Records supplied:
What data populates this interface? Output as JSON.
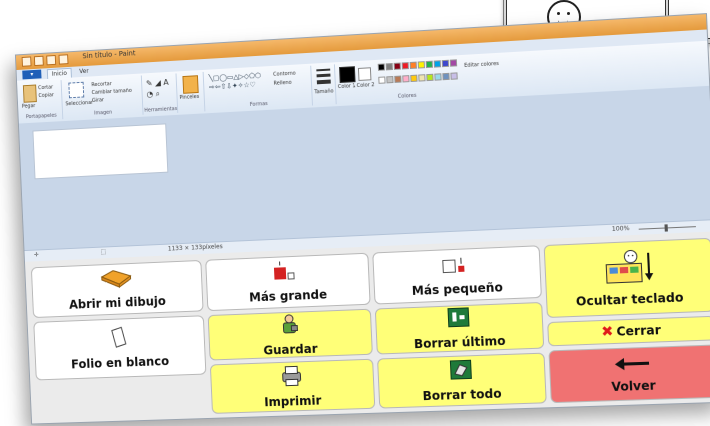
{
  "window": {
    "title": "Sin título - Paint",
    "tabs": [
      "Inicio",
      "Ver"
    ]
  },
  "ribbon": {
    "groups": [
      "Portapapeles",
      "Imagen",
      "Herramientas",
      "Formas",
      "Colores"
    ],
    "paste_label": "Pegar",
    "cut_label": "Cortar",
    "copy_label": "Copiar",
    "select_label": "Seleccionar",
    "crop_label": "Recortar",
    "resize_label": "Cambiar tamaño",
    "rotate_label": "Girar",
    "brushes_label": "Pinceles",
    "outline_label": "Contorno",
    "fill_label": "Relleno",
    "size_label": "Tamaño",
    "color1_label": "Color 1",
    "color2_label": "Color 2",
    "edit_colors_label": "Editar colores",
    "palette": [
      "#000000",
      "#7f7f7f",
      "#880015",
      "#ed1c24",
      "#ff7f27",
      "#fff200",
      "#22b14c",
      "#00a2e8",
      "#3f48cc",
      "#a349a4",
      "#ffffff",
      "#c3c3c3",
      "#b97a57",
      "#ffaec9",
      "#ffc90e",
      "#efe4b0",
      "#b5e61d",
      "#99d9ea",
      "#7092be",
      "#c8bfe7"
    ]
  },
  "statusbar": {
    "size": "1133 × 133píxeles",
    "zoom": "100%"
  },
  "keyboard": {
    "open_drawing": "Abrir mi dibujo",
    "blank_sheet": "Folio en blanco",
    "bigger": "Más grande",
    "save": "Guardar",
    "print": "Imprimir",
    "smaller": "Más pequeño",
    "undo_last": "Borrar último",
    "clear_all": "Borrar todo",
    "hide_keyboard": "Ocultar teclado",
    "close": "Cerrar",
    "back": "Volver"
  },
  "colors": {
    "key_white": "#ffffff",
    "key_yellow": "#ffff78",
    "key_red": "#f07272",
    "title_orange": "#e49a3c"
  }
}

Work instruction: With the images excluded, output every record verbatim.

Solved problem:
What data populates this interface? Output as JSON.
{
  "window": {
    "title": "Sin título - Paint",
    "tabs": [
      "Inicio",
      "Ver"
    ]
  },
  "ribbon": {
    "groups": [
      "Portapapeles",
      "Imagen",
      "Herramientas",
      "Formas",
      "Colores"
    ],
    "paste_label": "Pegar",
    "cut_label": "Cortar",
    "copy_label": "Copiar",
    "select_label": "Seleccionar",
    "crop_label": "Recortar",
    "resize_label": "Cambiar tamaño",
    "rotate_label": "Girar",
    "brushes_label": "Pinceles",
    "outline_label": "Contorno",
    "fill_label": "Relleno",
    "size_label": "Tamaño",
    "color1_label": "Color 1",
    "color2_label": "Color 2",
    "edit_colors_label": "Editar colores",
    "palette": [
      "#000000",
      "#7f7f7f",
      "#880015",
      "#ed1c24",
      "#ff7f27",
      "#fff200",
      "#22b14c",
      "#00a2e8",
      "#3f48cc",
      "#a349a4",
      "#ffffff",
      "#c3c3c3",
      "#b97a57",
      "#ffaec9",
      "#ffc90e",
      "#efe4b0",
      "#b5e61d",
      "#99d9ea",
      "#7092be",
      "#c8bfe7"
    ]
  },
  "statusbar": {
    "size": "1133 × 133píxeles",
    "zoom": "100%"
  },
  "keyboard": {
    "open_drawing": "Abrir mi dibujo",
    "blank_sheet": "Folio en blanco",
    "bigger": "Más grande",
    "save": "Guardar",
    "print": "Imprimir",
    "smaller": "Más pequeño",
    "undo_last": "Borrar último",
    "clear_all": "Borrar todo",
    "hide_keyboard": "Ocultar teclado",
    "close": "Cerrar",
    "back": "Volver"
  },
  "colors": {
    "key_white": "#ffffff",
    "key_yellow": "#ffff78",
    "key_red": "#f07272",
    "title_orange": "#e49a3c"
  }
}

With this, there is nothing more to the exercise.